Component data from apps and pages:
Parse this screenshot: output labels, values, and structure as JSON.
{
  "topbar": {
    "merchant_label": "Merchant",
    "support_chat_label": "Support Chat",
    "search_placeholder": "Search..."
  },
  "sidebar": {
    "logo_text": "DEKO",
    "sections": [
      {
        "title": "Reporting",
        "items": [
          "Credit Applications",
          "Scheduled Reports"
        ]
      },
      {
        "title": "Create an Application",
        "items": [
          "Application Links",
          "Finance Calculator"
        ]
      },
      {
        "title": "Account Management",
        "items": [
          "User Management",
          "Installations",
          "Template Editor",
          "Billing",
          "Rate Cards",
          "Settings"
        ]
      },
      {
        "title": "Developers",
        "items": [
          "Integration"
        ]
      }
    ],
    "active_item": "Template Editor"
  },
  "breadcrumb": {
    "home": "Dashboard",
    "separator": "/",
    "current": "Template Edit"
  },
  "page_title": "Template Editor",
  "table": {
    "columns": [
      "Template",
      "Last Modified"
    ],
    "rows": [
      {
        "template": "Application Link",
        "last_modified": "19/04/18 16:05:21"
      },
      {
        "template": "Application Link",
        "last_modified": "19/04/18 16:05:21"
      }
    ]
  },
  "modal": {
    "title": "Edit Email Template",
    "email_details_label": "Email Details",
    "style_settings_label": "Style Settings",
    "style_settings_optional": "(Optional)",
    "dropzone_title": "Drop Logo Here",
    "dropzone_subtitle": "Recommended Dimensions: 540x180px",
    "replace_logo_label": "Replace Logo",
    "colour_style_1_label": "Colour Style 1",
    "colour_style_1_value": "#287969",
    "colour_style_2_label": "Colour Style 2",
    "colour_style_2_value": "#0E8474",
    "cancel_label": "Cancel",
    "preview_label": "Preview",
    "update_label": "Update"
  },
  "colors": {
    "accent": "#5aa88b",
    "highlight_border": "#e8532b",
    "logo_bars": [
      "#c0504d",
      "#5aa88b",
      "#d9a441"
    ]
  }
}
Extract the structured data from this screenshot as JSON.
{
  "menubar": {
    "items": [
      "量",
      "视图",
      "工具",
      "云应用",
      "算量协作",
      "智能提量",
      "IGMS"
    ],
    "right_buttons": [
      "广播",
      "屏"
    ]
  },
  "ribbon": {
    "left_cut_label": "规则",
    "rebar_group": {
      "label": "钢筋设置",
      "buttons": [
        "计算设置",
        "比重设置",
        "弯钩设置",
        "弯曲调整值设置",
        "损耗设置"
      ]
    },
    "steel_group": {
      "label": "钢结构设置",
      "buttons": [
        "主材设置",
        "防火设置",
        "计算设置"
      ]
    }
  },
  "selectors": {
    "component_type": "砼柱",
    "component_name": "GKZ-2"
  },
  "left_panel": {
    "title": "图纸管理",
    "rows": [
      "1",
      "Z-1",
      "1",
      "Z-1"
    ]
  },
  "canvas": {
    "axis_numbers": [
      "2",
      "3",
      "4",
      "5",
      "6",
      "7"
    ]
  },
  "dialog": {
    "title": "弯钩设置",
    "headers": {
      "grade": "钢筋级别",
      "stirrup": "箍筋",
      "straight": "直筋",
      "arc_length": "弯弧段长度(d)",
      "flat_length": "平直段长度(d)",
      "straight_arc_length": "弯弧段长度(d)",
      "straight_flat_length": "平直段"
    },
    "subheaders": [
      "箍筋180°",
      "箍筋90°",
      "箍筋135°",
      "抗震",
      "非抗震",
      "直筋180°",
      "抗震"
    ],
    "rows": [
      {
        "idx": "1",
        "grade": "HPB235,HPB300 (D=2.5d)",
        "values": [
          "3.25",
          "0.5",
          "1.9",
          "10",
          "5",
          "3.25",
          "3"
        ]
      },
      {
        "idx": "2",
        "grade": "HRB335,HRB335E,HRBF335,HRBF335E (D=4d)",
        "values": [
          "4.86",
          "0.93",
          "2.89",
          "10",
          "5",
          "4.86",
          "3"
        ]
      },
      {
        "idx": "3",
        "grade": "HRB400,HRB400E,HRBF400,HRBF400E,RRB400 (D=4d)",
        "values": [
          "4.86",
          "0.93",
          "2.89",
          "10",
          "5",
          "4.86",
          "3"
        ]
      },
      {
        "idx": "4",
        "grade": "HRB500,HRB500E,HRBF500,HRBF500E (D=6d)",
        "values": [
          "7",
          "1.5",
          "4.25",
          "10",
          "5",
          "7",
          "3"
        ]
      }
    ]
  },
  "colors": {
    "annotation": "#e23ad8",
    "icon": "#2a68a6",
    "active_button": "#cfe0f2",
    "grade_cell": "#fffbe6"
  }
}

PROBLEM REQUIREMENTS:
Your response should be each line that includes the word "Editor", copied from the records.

RESULT OF THE EXERCISE:
          "Template Editor",
    "active_item": "Template Editor"
  "page_title": "Template Editor",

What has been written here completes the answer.